Prediction 4: Deskless worker design focus will further enable front-line digital workplaces.

HR technology has long strived to meet workers where they are but has not always met the needs of workers spending their days away from a desk or monitor. Deskless worker design envisions an HR tech-driven future for front-line workers in industries such as retail, health care, and manufacturing. This approach empowers deskless workers through technology, enhancing their work experience, increasing business success, and fostering a positive workplace culture. Designed for smartphones and tablets, deskless worker design fills a significant experience gap and enables a more productive and connected workforce.11

Many HR technology providers have redesigned or rebranded their products to focus on the worker experience. Transitioning from desktop to mobile platforms reflects the influence of mobile technology and the growing emphasis on the front-line workforce. Deskless worker design features mobile-friendly platforms for seamless access to work information and collaboration tools from any location.12 In 2024, we anticipate increased focus on deskless workforce engagement and addressing attrition risk. HR technology tailored for deskless industries promotes a safe and secure work environment.11 Investing in the digital experience improves productivity and retention for deskless workers. Rectifying historical oversights in enterprise software spending presents an opportunity to equip essential workers with improved tools and technologies.

In the ever-evolving landscape of workforce dynamics, harnessing technology becomes paramount in engaging deskless workers. This strategic shift involves not only optimizing HR processes through the adoption of deskless systems but also leveraging innovative tools to enhance overall workforce experience. Organizations can optimize HR, foster collaboration, and manage the engagement and retention of their deskless workforce through these tech-driven approaches. With most of the global workforce being deskless workers,12 the time has come to stop overlooking their experiences with HR technology.

Prediction 5: Digital identity management will become a new hiring requirement.

Digital identity management is the process of managing and authenticating the identities of individuals, devices, or entities in a digital environment. Digital identity management is particularly important in the context of cybersecurity and protecting against identity theft, unauthorized access, and other digital security threats.13 It plays a crucial role in attempting to safeguard sensitive information and works toward ensuring that only authorized individuals or entities have access to specific resources or services.
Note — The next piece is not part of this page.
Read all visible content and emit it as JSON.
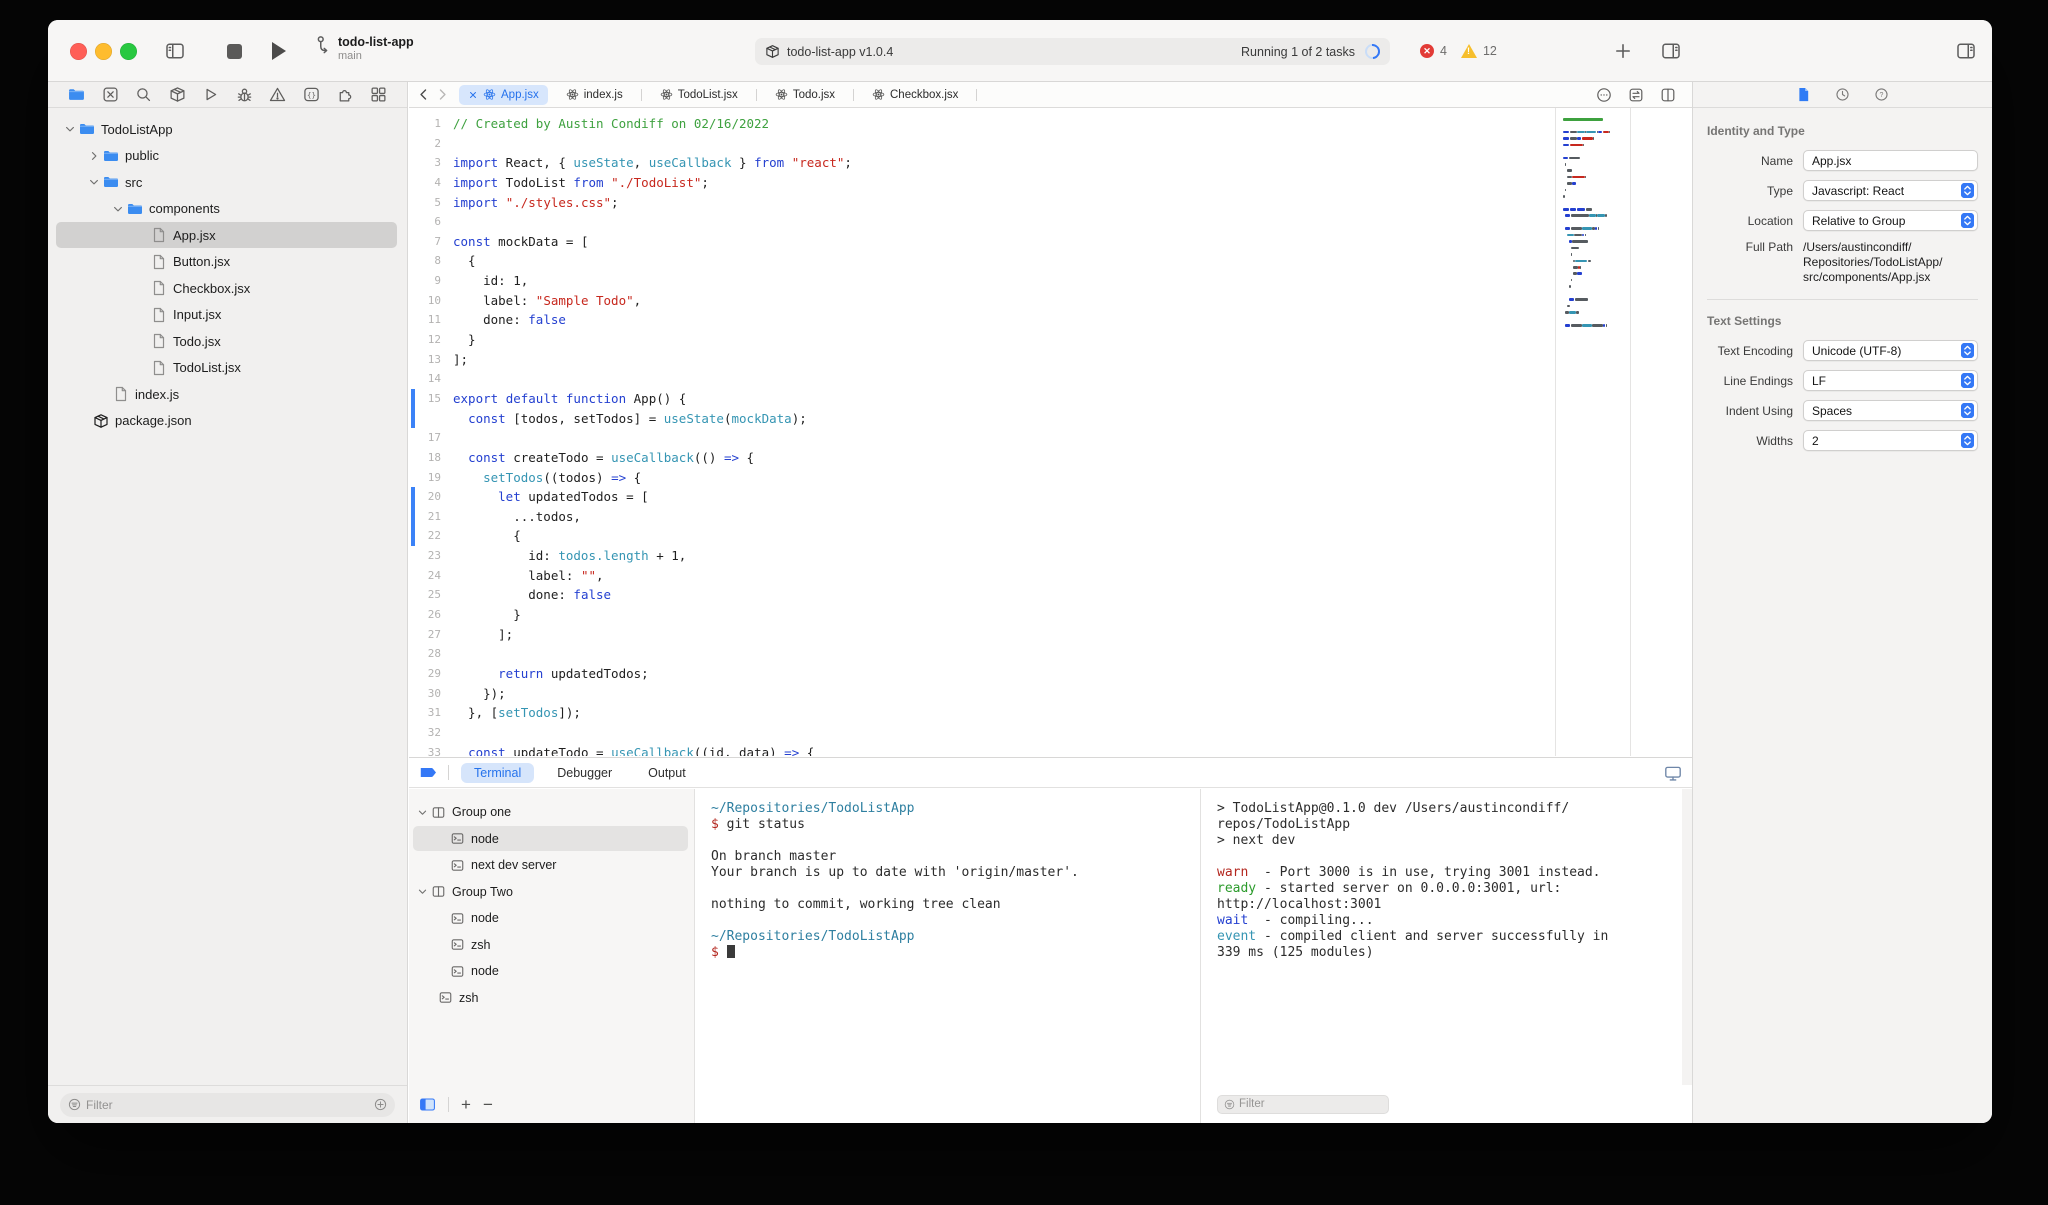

As more aspects of our lives move online, from banking and shopping to communication and health care, the need for reliable and secure digital identities becomes crucial.14 In 2024, we expect to see digital identity management play a strong role in authenticating and verifying individuals as an employment requirement. Advances in AI and machine learning contribute to the development of more sophisticated identity verification and fraud detection systems, helping to make digital identity management more robust and effective. Digital identity management will help organizations comply with stricter data protection and privacy regulations implemented by governments and regulatory bodies by working toward secure handling and storage of personal information.15 Demands for user convenience can streamline and simplify user experiences by reducing the need for multiple usernames and passwords.

As more organizations adopt digital identity management solutions, HR leaders should be proactive in preparing for the impact of these technologies on the workforce. Overall, the increasing complexity and interconnectedness of the digital landscape, combined with the need for enhanced security and privacy, are driving the prevalence of digital identity management in the future.

For a deeper look at each of these predictions, explore the collection in Deloitte’s Insights2Action platform.

Source: www2.deloitte.com